Kalispell Public Schools tallied a total of 14,288 ballots cast in its 2022 school election Tuesday. In a press release early Wednesday morning, Superintendent Micah Hill expressed disappointment in the failure of a $1.5 million high school general fund levy and shared the results from the district’s two school board elections. In a four-way race for two elementary district seats, early childhood education advocate Jennifer Sevier led the field with 3,214, followed by incumbent Ursula Wilde with 2,822. According to the unofficial results, parental rights advocate Lloyd Bondy had a 20-vote lead over incumbent Mark Kornick in their contest for a high school district seat.
The election also settled a late-breaking issue involving the candidacy of Steven Biggs. As the Flathead Beacon reported this week, the Kalispell Public Schools deemed Biggs ineligible to serve as an elementary trustee due to his home address being outside the district. Biggs trailed Sevier and Wilde by more than 400 votes.

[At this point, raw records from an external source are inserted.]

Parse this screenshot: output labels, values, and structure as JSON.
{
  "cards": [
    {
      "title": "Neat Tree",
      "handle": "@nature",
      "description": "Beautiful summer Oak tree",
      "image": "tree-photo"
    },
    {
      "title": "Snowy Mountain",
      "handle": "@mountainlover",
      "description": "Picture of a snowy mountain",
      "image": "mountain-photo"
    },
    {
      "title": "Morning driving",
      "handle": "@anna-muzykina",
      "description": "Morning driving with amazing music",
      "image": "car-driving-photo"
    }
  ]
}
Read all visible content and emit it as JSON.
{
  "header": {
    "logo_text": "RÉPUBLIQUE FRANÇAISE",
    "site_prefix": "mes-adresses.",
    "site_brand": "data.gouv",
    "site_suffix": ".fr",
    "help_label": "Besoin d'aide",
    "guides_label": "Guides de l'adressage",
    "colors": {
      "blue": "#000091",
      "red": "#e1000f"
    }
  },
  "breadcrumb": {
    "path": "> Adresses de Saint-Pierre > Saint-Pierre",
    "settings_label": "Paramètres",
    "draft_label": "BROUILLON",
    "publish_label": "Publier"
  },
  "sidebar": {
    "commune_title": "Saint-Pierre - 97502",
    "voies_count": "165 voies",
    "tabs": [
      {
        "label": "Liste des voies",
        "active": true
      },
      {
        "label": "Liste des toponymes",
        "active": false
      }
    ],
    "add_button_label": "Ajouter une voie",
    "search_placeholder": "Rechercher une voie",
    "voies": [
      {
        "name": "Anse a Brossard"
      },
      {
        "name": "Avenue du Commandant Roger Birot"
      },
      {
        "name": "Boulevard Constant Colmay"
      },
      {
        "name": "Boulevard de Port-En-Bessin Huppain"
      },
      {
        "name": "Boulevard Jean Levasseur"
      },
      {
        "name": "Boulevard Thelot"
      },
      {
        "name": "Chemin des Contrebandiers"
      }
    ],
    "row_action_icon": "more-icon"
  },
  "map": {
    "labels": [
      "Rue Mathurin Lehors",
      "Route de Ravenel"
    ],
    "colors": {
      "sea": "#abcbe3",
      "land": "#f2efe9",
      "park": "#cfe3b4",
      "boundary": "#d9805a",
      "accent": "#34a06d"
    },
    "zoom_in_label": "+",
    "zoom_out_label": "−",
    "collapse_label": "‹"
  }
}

In Helena, eight candidates squared off this spring for three seats on the district’s board of trustees, with at least one, Robert Durrant, taking an outspoken stand against critical race theory and the district’s approach to the COVID-19 pandemic. According to unofficial results posted by the Lewis and Clark County Elections Office Tuesday, Kay Satre, a professor at Carroll College’s Department of Language and Literature, led the crowded field with 8,096 votes. Incumbent trustee Siobhan Hathhorn came in second and Lois Fitzpatrick, a professor emeritus at Carroll College, rounded out the race in third. The total number of ballots cast in the county’s school elections tallied 18,066, roughly 2,000 more than were cast in 2021.
In Butte, seven candidates vied for two open seats on the school district’s board of trustees in a single race this spring, a field that included two candidates who told the Montana Standard they were drawn to the race as a way to elevate the voices of parents. According to results shared via email by Kevin Patrick, business manager for the Butte School District, retired Butte teacher Kathy Milodragovich was elected with the most votes, and incumbent trustee Kelly Lee retained his seat with the second-highest vote count. Asked how voter turnout in the district’s 2022 election compared to past years, Patrick wrote that turnout was the same as in 2021: 35%.
Low-income families that need safety-net services, such as food and cash assistance, have become collateral damage in the bureaucratic scramble to determine whether tens of millions of people still qualify for Medicaid after a pandemic-era freeze on disenrollment ended this spring.
The decision to list wolverines under the Endangered Species Act comes nearly 30 years after conservation groups first proposed federal protections for the elusive, snow-dependent carnivores.
Cascade County officials have still not certified the results of municipal elections in three towns, prompting renewed calls for a change in who administers elections in and around Great Falls.